▶ Your task: Which lines below include the string "them"? Please show each one.

Website and app data records:

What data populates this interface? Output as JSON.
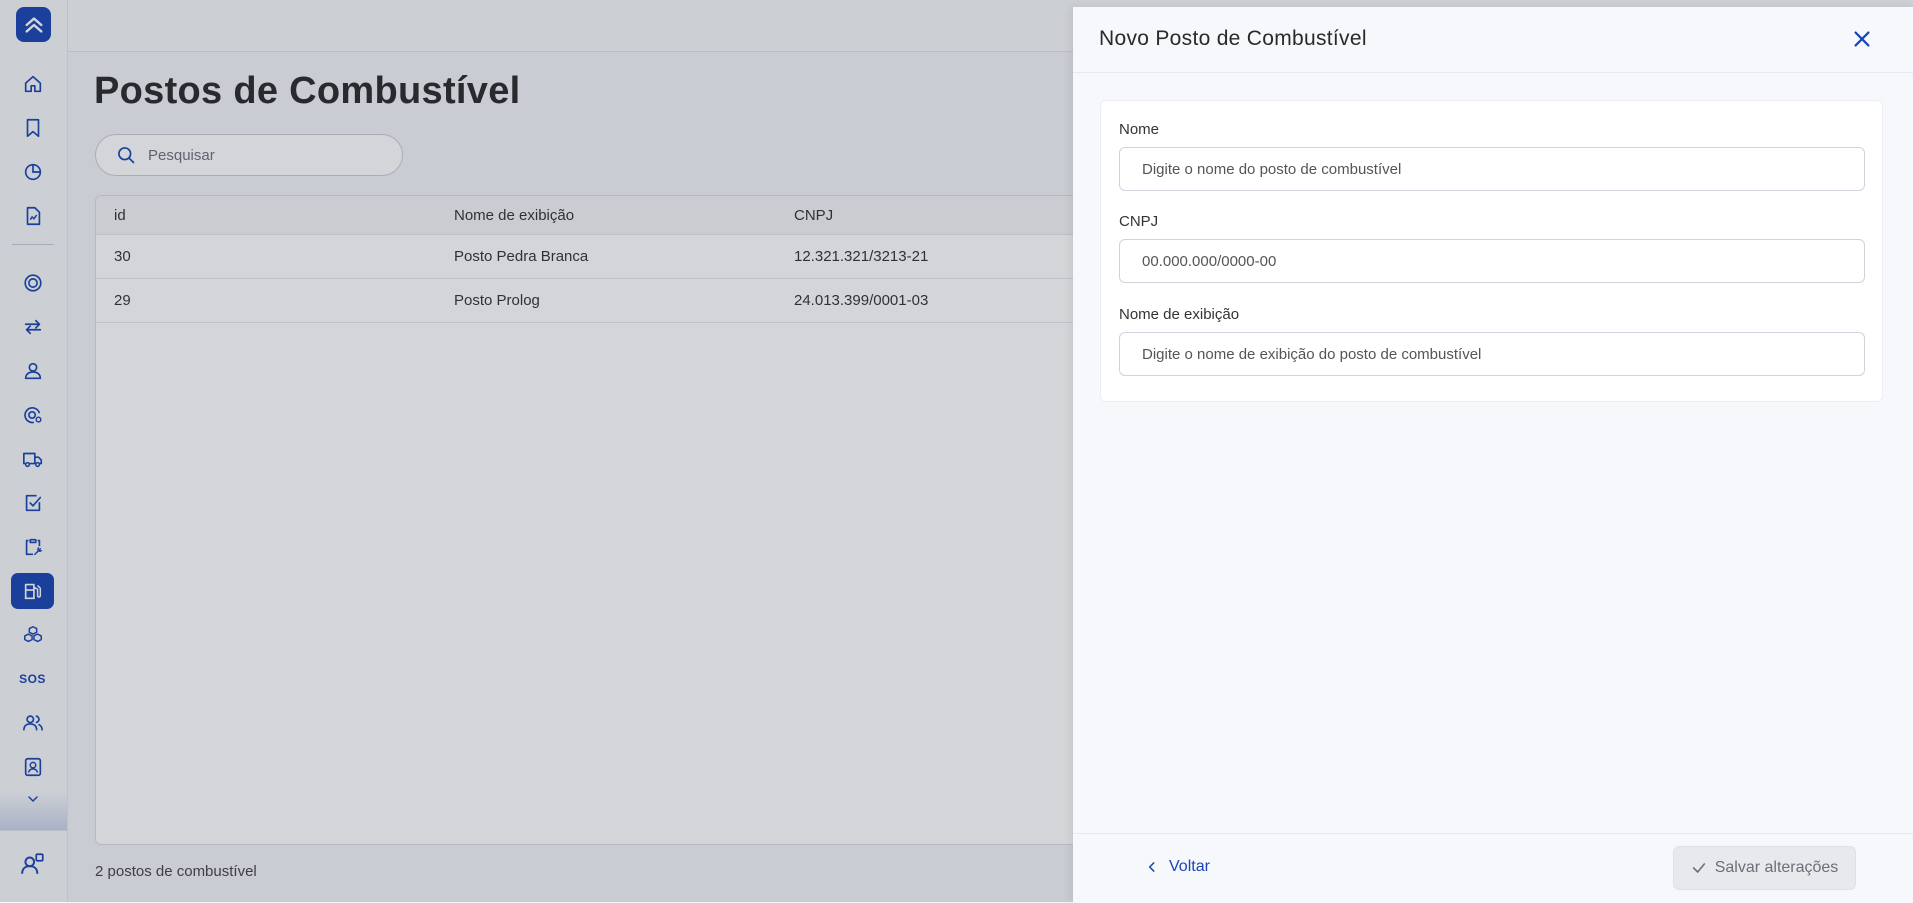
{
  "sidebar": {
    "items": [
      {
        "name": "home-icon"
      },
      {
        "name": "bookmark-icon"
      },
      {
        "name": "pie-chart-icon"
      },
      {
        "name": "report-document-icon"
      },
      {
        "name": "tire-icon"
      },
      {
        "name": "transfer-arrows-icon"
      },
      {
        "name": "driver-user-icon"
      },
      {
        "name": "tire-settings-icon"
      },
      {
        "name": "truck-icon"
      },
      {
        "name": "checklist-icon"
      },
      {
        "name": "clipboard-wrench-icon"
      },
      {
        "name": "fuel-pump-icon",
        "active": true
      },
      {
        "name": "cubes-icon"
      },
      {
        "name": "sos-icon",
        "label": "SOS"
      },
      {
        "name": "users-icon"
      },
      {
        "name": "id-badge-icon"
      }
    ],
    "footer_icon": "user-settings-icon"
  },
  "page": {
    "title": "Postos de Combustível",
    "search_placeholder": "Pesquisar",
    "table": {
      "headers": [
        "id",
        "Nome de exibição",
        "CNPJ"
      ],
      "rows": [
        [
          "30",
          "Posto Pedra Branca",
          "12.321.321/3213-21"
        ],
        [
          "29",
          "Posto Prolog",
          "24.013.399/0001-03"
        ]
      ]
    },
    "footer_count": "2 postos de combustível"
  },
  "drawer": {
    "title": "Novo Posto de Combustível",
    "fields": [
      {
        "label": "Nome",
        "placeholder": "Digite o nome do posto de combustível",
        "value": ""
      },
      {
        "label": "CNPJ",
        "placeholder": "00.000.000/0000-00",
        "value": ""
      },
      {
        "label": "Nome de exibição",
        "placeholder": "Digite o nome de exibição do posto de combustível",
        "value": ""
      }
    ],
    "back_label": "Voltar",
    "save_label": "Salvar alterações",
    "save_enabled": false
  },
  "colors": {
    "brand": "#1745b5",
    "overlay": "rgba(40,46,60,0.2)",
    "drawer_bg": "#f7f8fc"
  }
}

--

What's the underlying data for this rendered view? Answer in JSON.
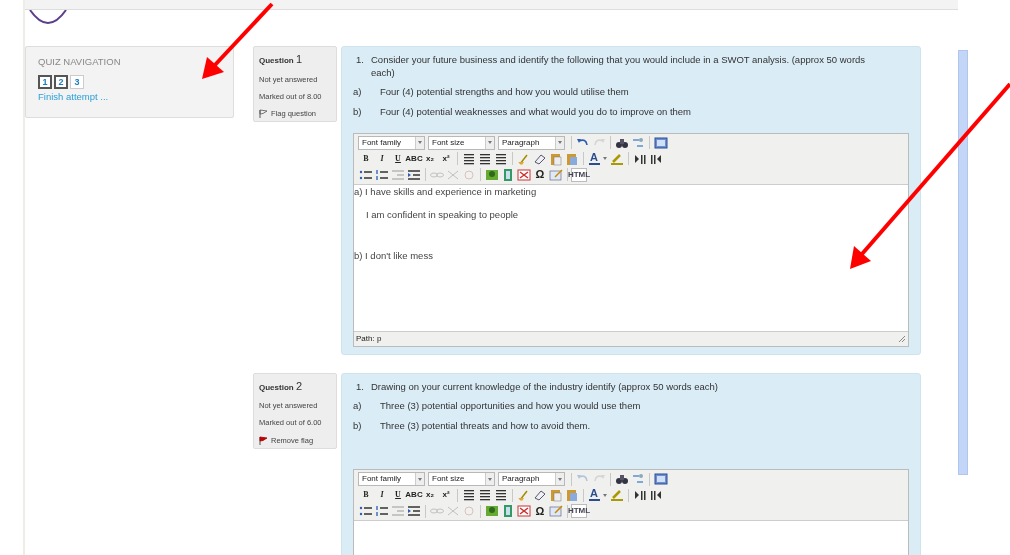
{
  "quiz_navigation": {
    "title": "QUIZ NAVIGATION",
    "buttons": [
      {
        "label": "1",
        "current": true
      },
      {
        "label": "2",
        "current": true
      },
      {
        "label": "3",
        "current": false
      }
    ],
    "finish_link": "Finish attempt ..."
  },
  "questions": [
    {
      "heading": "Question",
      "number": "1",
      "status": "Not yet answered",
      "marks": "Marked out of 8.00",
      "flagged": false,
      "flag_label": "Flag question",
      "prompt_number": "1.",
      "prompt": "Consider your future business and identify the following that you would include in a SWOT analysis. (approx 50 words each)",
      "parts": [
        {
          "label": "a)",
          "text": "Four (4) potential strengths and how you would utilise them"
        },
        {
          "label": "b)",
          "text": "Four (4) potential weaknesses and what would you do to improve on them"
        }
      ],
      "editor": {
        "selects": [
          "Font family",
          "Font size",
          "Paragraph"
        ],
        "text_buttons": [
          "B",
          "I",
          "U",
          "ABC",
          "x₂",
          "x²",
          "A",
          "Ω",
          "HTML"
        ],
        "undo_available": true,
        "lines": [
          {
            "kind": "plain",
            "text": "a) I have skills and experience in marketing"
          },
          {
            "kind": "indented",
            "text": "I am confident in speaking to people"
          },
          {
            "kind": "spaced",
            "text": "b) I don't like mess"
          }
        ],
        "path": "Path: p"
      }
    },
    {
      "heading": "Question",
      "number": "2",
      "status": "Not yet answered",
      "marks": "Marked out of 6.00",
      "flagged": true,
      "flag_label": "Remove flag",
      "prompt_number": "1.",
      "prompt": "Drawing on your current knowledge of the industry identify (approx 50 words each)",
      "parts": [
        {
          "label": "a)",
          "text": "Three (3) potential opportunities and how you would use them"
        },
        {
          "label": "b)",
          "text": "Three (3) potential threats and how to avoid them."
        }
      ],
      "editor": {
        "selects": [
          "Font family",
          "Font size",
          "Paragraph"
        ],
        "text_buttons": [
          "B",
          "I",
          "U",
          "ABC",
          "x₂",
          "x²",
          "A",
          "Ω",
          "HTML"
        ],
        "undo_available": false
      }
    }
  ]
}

▶ Solution below:
          "text": "Four (4) potential strengths and how you would utilise them"
          "text": "Four (4) potential weaknesses and what would you do to improve on them"
          "text": "Three (3) potential opportunities and how you would use them"
          "text": "Three (3) potential threats and how to avoid them."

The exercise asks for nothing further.